How do I add a Facebook Like button to a webpage or story page?

There are two steps involved in adding a Facebook Like button to a webpage or story page: first you must add the Facebook Element content type and then you must complete the Open Graph tags.

  1. Click on “Add” in the “Edit Console.”
  2. Select “Facebook Element” from the list of content types.
  3. Enter the URL of the webpage or story page you want to “Like.”
  4. Under “Type,” select “Like Button” from the drop down menu.
  5. Choose the “Layout,” “Button with count inside.”Facebook Element Like Button
  6. “Save.”

Now you will see the Facebook Like button appear on your webpage or story – but it’s only the first step. In order for Facebook to figure out what your webpage or story is all about, you’ll have to add Open Graph Tags. Luckily, adding these tags only takes about 5 minutes of your time.
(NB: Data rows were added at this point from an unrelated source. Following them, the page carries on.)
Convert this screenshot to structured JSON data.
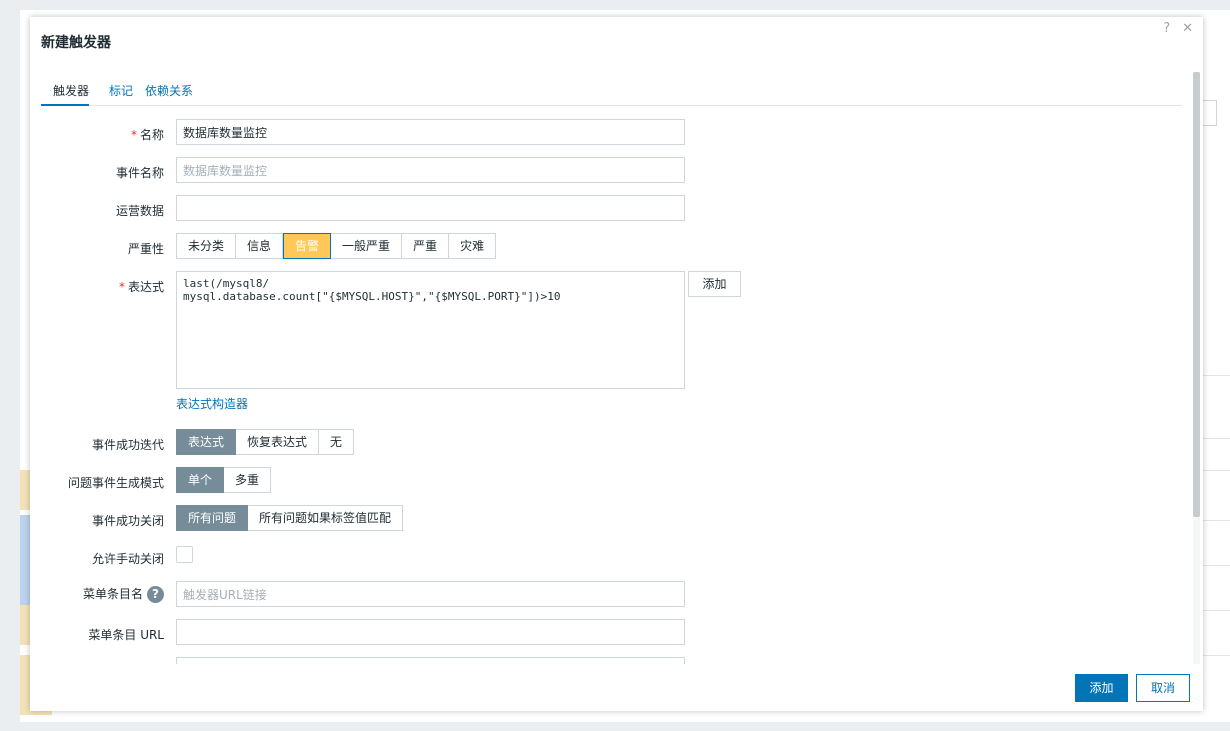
{
  "modal": {
    "title": "新建触发器",
    "help_glyph": "?",
    "close_glyph": "✕"
  },
  "tabs": [
    {
      "label": "触发器",
      "active": true
    },
    {
      "label": "标记",
      "active": false
    },
    {
      "label": "依赖关系",
      "active": false
    }
  ],
  "form": {
    "name": {
      "label": "名称",
      "required_mark": "*",
      "value": "数据库数量监控"
    },
    "event_name": {
      "label": "事件名称",
      "placeholder": "数据库数量监控"
    },
    "opdata": {
      "label": "运营数据",
      "value": ""
    },
    "severity": {
      "label": "严重性",
      "options": [
        "未分类",
        "信息",
        "告警",
        "一般严重",
        "严重",
        "灾难"
      ],
      "selected": "告警"
    },
    "expression": {
      "label": "表达式",
      "required_mark": "*",
      "value": "last(/mysql8/\nmysql.database.count[\"{$MYSQL.HOST}\",\"{$MYSQL.PORT}\"])>10",
      "add_label": "添加",
      "builder_link": "表达式构造器"
    },
    "ok_event_generation": {
      "label": "事件成功迭代",
      "options": [
        "表达式",
        "恢复表达式",
        "无"
      ],
      "selected": "表达式"
    },
    "problem_mode": {
      "label": "问题事件生成模式",
      "options": [
        "单个",
        "多重"
      ],
      "selected": "单个"
    },
    "ok_closes": {
      "label": "事件成功关闭",
      "options": [
        "所有问题",
        "所有问题如果标签值匹配"
      ],
      "selected": "所有问题"
    },
    "manual_close": {
      "label": "允许手动关闭",
      "checked": false
    },
    "menu_name": {
      "label": "菜单条目名",
      "help_glyph": "?",
      "placeholder": "触发器URL链接"
    },
    "menu_url": {
      "label": "菜单条目 URL",
      "value": ""
    }
  },
  "footer": {
    "add_label": "添加",
    "cancel_label": "取消"
  },
  "colors": {
    "accent": "#0275b8",
    "warning": "#ffc859",
    "segment_selected": "#768d99",
    "required": "#e33734"
  }
}
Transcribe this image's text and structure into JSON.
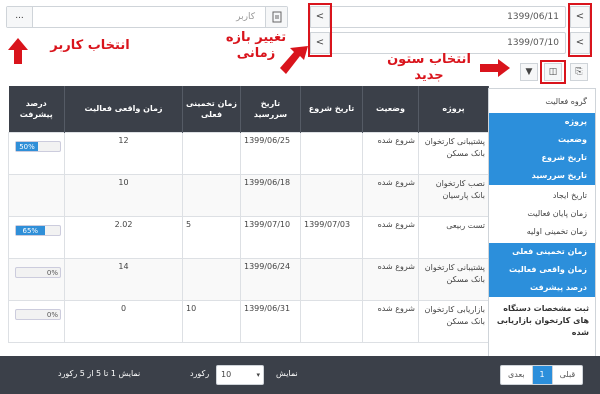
{
  "user_filter": {
    "placeholder": "کاربر",
    "more_label": "...",
    "doc_icon": "document-icon"
  },
  "date_range": {
    "from": "1399/06/11",
    "to": "1399/07/10",
    "prev": "<",
    "next": "<"
  },
  "annotations": {
    "select_user": "انتخاب کاربر",
    "change_range": "تغییر بازه زمانی",
    "select_column": "انتخاب ستون جدید"
  },
  "toolbar": {
    "filter_icon": "▼",
    "columns_icon": "◫",
    "export_icon": "⎘"
  },
  "table": {
    "headers": {
      "project": "پروژه",
      "status": "وضعیت",
      "start_date": "تاریخ شروع",
      "due_date": "تاریخ سررسید",
      "est_time": "زمان تخمینی فعلی",
      "actual_time": "زمان واقعی فعالیت",
      "progress": "درصد پیشرفت"
    },
    "rows": [
      {
        "project": "پشتیبانی کارتخوان بانک مسکن",
        "status": "شروع شده",
        "start_date": "",
        "due_date": "1399/06/25",
        "est_time": "",
        "actual_time": "12",
        "progress": "50%",
        "progress_value": 50
      },
      {
        "project": "نصب کارتخوان بانک پارسیان",
        "status": "شروع شده",
        "start_date": "",
        "due_date": "1399/06/18",
        "est_time": "",
        "actual_time": "10",
        "progress": "",
        "progress_value": 0
      },
      {
        "project": "تست ربیعی",
        "status": "شروع شده",
        "start_date": "1399/07/03",
        "due_date": "1399/07/10",
        "est_time": "5",
        "actual_time": "2.02",
        "progress": "65%",
        "progress_value": 65
      },
      {
        "project": "پشتیبانی کارتخوان بانک مسکن",
        "status": "شروع شده",
        "start_date": "",
        "due_date": "1399/06/24",
        "est_time": "",
        "actual_time": "14",
        "progress": "0%",
        "progress_value": 0
      },
      {
        "project": "بازاریابی کارتخوان بانک مسکن",
        "status": "شروع شده",
        "start_date": "",
        "due_date": "1399/06/31",
        "est_time": "10",
        "actual_time": "0",
        "progress": "0%",
        "progress_value": 0
      }
    ]
  },
  "column_menu": {
    "items": [
      {
        "label": "گروه فعالیت",
        "selected": false
      },
      {
        "label": "پروژه",
        "selected": true
      },
      {
        "label": "وضعیت",
        "selected": true
      },
      {
        "label": "تاریخ شروع",
        "selected": true
      },
      {
        "label": "تاریخ سررسید",
        "selected": true
      },
      {
        "label": "تاریخ ایجاد",
        "selected": false
      },
      {
        "label": "زمان پایان فعالیت",
        "selected": false
      },
      {
        "label": "زمان تخمینی اولیه",
        "selected": false
      },
      {
        "label": "زمان تخمینی فعلی",
        "selected": true
      },
      {
        "label": "زمان واقعی فعالیت",
        "selected": true
      },
      {
        "label": "درصد پیشرفت",
        "selected": true
      }
    ],
    "note": "ثبت مشخصات دستگاه های کارتخوان بازاریابی شده"
  },
  "footer": {
    "prev": "قبلی",
    "page": "1",
    "next": "بعدی",
    "show_label": "نمایش",
    "page_size": "10",
    "records_label": "رکورد",
    "summary": "نمایش 1 تا 5 از 5 رکورد"
  }
}
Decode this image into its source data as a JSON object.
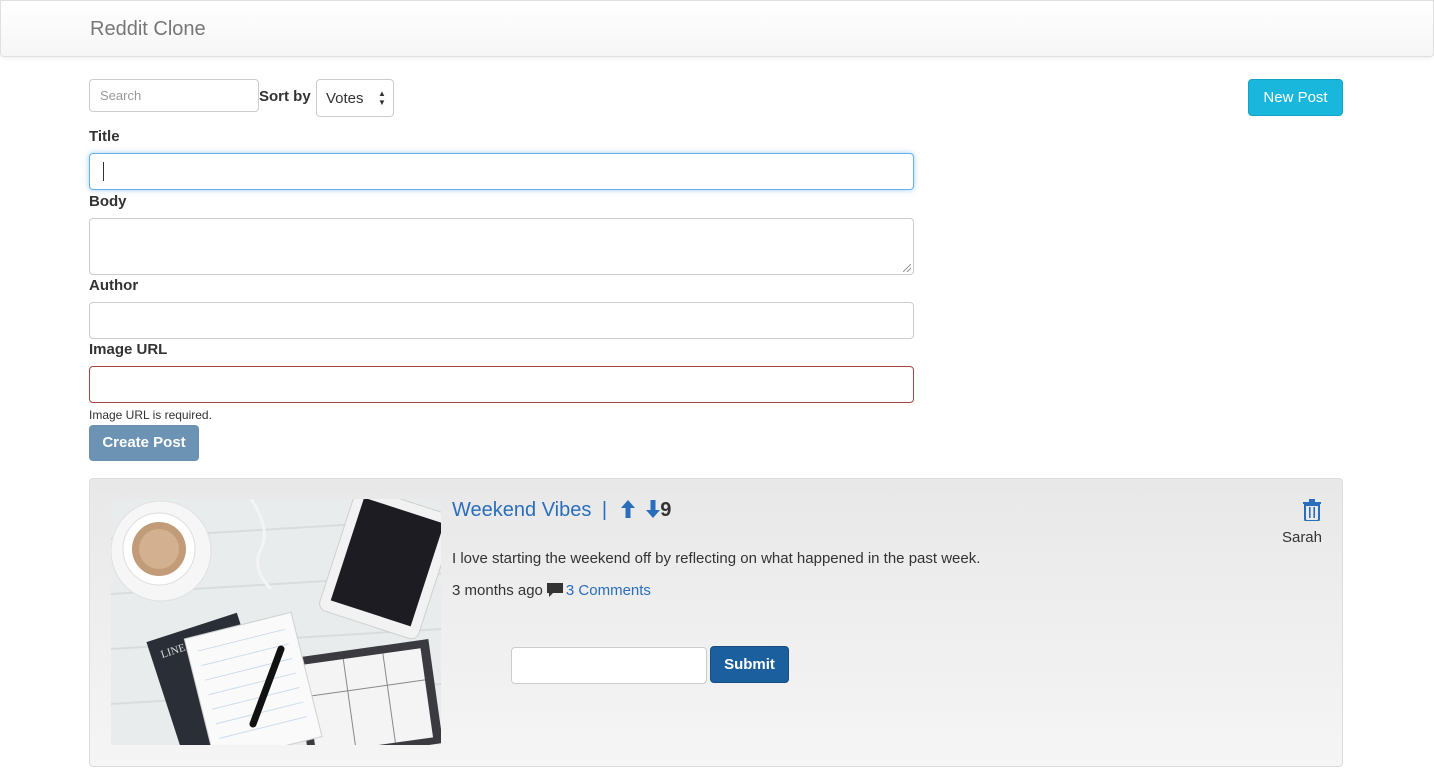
{
  "navbar": {
    "brand": "Reddit Clone"
  },
  "toolbar": {
    "search_placeholder": "Search",
    "sort_label": "Sort by",
    "sort_value": "Votes",
    "new_post_label": "New Post"
  },
  "form": {
    "title_label": "Title",
    "body_label": "Body",
    "author_label": "Author",
    "image_label": "Image URL",
    "image_error": "Image URL is required.",
    "create_label": "Create Post"
  },
  "post": {
    "title": "Weekend Vibes",
    "separator": "|",
    "votes": "9",
    "body": "I love starting the weekend off by reflecting on what happened in the past week.",
    "time_ago": "3 months ago",
    "comments_link": "3 Comments",
    "author": "Sarah",
    "submit_label": "Submit"
  },
  "colors": {
    "link": "#2a6ebb",
    "new_post_button": "#1ab7dd",
    "submit_button": "#1c5f9e",
    "create_button": "#6c93b3",
    "error_border": "#a94442"
  },
  "icons": {
    "vote_up": "arrow-up-icon",
    "vote_down": "arrow-down-icon",
    "comment": "comment-icon",
    "delete": "trash-icon"
  }
}
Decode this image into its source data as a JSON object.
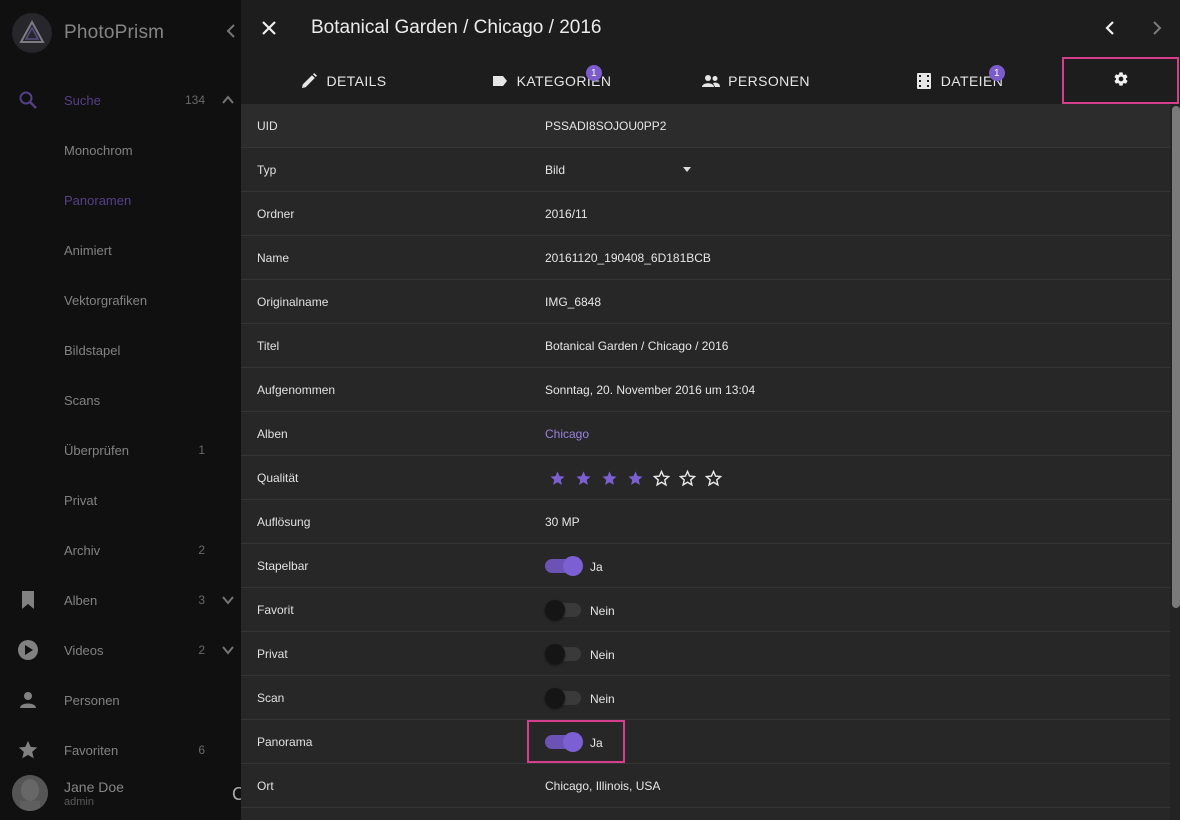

  1. Here’s the tricky part. You’ll need to enter the Open Graph Tags in different areas depending on whether you’re editing a webpage or a story page. If you’re editing a webpage, click on “Settings” in your “Edit Console.” Scroll down and click on “Meta-tags.” Meta tags for webpages OR If you’re editing a story page, click “Edit” story at the bottom of the page before the share and comment area. Scroll down through the editing interface and click on the “Meta tags” menu.Meta tags for stories
  2. A new menu will open and you’ll see lots of options. The first thing you’ll want to do is ignore the “Meta Description” option, unless you’d like to take the time to set your webpage’s meta description for Google search.
  3. You only need to add the following tags: Open Graph Title, Open Graph Type, Open Graph URL, Open Graph Image, and Open Graph Description.
  4. The “Open Graph Title” is simply the title of your webpage or story.
  5. The “Open Graph Type” will always be “website.”
  6. The “Open Graph URL” will always be the URL of your webpage or story page.
  7. The “Open Graph image” is the URL of the photo in the right hand corner of your webpage or story page.
  8. The “Open Graph Description” is a short intro to the web content. If you’ve written a good opening paragraph to your webpage, or a good teaser to your story, simply copy and paste that to the Open Graph Description field.Facebook Open Graph tags
  9. “Save.”
Sites DOT MIISThe Middlebury Institute site network.